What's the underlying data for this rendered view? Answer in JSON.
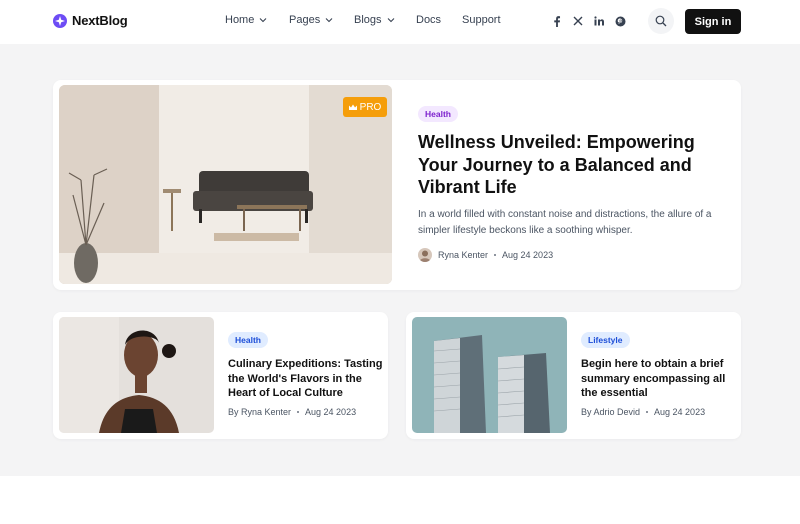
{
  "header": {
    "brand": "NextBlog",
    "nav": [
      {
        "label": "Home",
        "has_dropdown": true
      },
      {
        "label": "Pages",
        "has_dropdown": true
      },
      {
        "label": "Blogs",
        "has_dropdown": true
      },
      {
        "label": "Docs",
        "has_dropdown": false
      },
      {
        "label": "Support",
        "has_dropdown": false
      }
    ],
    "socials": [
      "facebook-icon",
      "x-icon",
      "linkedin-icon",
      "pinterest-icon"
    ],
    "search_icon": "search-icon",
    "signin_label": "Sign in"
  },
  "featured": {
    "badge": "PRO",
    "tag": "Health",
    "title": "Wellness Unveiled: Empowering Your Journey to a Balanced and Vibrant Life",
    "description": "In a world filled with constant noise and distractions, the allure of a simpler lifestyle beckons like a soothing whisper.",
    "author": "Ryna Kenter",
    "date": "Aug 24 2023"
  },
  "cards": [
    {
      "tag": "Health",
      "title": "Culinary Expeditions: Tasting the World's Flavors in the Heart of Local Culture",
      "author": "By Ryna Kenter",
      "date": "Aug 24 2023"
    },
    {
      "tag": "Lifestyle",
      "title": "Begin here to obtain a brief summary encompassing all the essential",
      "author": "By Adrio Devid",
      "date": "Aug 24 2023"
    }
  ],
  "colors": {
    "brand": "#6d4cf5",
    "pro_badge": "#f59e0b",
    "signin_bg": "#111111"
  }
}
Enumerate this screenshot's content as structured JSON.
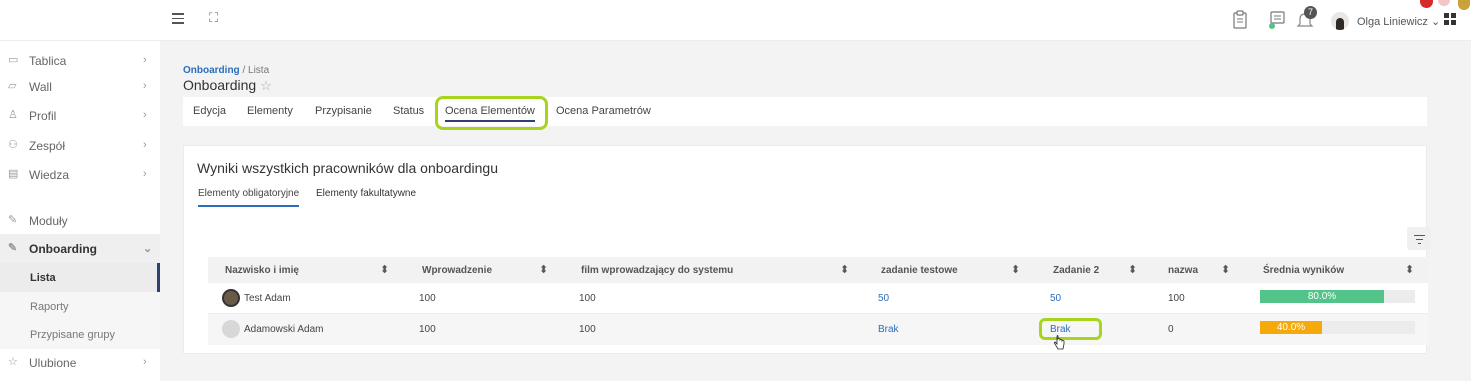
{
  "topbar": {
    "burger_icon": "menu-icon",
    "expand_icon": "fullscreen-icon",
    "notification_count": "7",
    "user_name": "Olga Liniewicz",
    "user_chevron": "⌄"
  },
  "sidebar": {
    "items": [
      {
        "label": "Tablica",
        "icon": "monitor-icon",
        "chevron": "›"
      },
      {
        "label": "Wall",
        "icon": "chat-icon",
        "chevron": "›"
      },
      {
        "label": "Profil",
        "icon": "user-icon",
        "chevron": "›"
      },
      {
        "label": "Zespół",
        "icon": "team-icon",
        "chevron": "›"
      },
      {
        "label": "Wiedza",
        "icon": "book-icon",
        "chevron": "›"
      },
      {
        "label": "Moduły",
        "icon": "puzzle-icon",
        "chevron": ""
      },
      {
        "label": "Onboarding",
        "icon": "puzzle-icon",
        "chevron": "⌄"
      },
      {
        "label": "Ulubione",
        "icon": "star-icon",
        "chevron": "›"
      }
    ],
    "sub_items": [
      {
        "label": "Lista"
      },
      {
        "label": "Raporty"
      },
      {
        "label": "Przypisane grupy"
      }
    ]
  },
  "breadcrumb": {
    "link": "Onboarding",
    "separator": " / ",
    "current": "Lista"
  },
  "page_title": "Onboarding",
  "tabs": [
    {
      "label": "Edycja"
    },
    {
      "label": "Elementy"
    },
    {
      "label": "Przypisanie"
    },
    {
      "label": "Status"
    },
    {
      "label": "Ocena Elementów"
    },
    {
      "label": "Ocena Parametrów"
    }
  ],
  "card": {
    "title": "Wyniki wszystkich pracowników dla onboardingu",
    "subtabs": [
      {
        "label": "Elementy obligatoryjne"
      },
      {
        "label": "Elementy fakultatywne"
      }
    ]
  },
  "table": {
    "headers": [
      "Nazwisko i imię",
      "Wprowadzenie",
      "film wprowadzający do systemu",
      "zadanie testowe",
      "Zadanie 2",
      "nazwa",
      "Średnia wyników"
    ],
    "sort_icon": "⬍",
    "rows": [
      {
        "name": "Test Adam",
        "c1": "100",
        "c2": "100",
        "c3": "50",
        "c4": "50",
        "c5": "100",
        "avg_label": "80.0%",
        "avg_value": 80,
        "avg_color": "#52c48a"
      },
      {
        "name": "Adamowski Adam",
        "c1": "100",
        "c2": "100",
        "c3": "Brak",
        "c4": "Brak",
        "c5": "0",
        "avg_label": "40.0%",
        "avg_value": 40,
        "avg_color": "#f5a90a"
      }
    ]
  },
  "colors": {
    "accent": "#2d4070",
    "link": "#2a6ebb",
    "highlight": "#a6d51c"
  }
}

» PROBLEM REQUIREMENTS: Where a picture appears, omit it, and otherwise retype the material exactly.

» ANSWER AREA:
What's the underlying data for this rendered view? Answer in JSON.
{
  "header": {
    "brand": "NextBlog",
    "nav": [
      {
        "label": "Home",
        "has_dropdown": true
      },
      {
        "label": "Pages",
        "has_dropdown": true
      },
      {
        "label": "Blogs",
        "has_dropdown": true
      },
      {
        "label": "Docs",
        "has_dropdown": false
      },
      {
        "label": "Support",
        "has_dropdown": false
      }
    ],
    "socials": [
      "facebook-icon",
      "x-icon",
      "linkedin-icon",
      "pinterest-icon"
    ],
    "search_icon": "search-icon",
    "signin_label": "Sign in"
  },
  "featured": {
    "badge": "PRO",
    "tag": "Health",
    "title": "Wellness Unveiled: Empowering Your Journey to a Balanced and Vibrant Life",
    "description": "In a world filled with constant noise and distractions, the allure of a simpler lifestyle beckons like a soothing whisper.",
    "author": "Ryna Kenter",
    "date": "Aug 24 2023"
  },
  "cards": [
    {
      "tag": "Health",
      "title": "Culinary Expeditions: Tasting the World's Flavors in the Heart of Local Culture",
      "author": "By Ryna Kenter",
      "date": "Aug 24 2023"
    },
    {
      "tag": "Lifestyle",
      "title": "Begin here to obtain a brief summary encompassing all the essential",
      "author": "By Adrio Devid",
      "date": "Aug 24 2023"
    }
  ],
  "colors": {
    "brand": "#6d4cf5",
    "pro_badge": "#f59e0b",
    "signin_bg": "#111111"
  }
}
Enumerate this screenshot's content as structured JSON.
{
  "topbar": {
    "burger_icon": "menu-icon",
    "expand_icon": "fullscreen-icon",
    "notification_count": "7",
    "user_name": "Olga Liniewicz",
    "user_chevron": "⌄"
  },
  "sidebar": {
    "items": [
      {
        "label": "Tablica",
        "icon": "monitor-icon",
        "chevron": "›"
      },
      {
        "label": "Wall",
        "icon": "chat-icon",
        "chevron": "›"
      },
      {
        "label": "Profil",
        "icon": "user-icon",
        "chevron": "›"
      },
      {
        "label": "Zespół",
        "icon": "team-icon",
        "chevron": "›"
      },
      {
        "label": "Wiedza",
        "icon": "book-icon",
        "chevron": "›"
      },
      {
        "label": "Moduły",
        "icon": "puzzle-icon",
        "chevron": ""
      },
      {
        "label": "Onboarding",
        "icon": "puzzle-icon",
        "chevron": "⌄"
      },
      {
        "label": "Ulubione",
        "icon": "star-icon",
        "chevron": "›"
      }
    ],
    "sub_items": [
      {
        "label": "Lista"
      },
      {
        "label": "Raporty"
      },
      {
        "label": "Przypisane grupy"
      }
    ]
  },
  "breadcrumb": {
    "link": "Onboarding",
    "separator": " / ",
    "current": "Lista"
  },
  "page_title": "Onboarding",
  "tabs": [
    {
      "label": "Edycja"
    },
    {
      "label": "Elementy"
    },
    {
      "label": "Przypisanie"
    },
    {
      "label": "Status"
    },
    {
      "label": "Ocena Elementów"
    },
    {
      "label": "Ocena Parametrów"
    }
  ],
  "card": {
    "title": "Wyniki wszystkich pracowników dla onboardingu",
    "subtabs": [
      {
        "label": "Elementy obligatoryjne"
      },
      {
        "label": "Elementy fakultatywne"
      }
    ]
  },
  "table": {
    "headers": [
      "Nazwisko i imię",
      "Wprowadzenie",
      "film wprowadzający do systemu",
      "zadanie testowe",
      "Zadanie 2",
      "nazwa",
      "Średnia wyników"
    ],
    "sort_icon": "⬍",
    "rows": [
      {
        "name": "Test Adam",
        "c1": "100",
        "c2": "100",
        "c3": "50",
        "c4": "50",
        "c5": "100",
        "avg_label": "80.0%",
        "avg_value": 80,
        "avg_color": "#52c48a"
      },
      {
        "name": "Adamowski Adam",
        "c1": "100",
        "c2": "100",
        "c3": "Brak",
        "c4": "Brak",
        "c5": "0",
        "avg_label": "40.0%",
        "avg_value": 40,
        "avg_color": "#f5a90a"
      }
    ]
  },
  "colors": {
    "accent": "#2d4070",
    "link": "#2a6ebb",
    "highlight": "#a6d51c"
  }
}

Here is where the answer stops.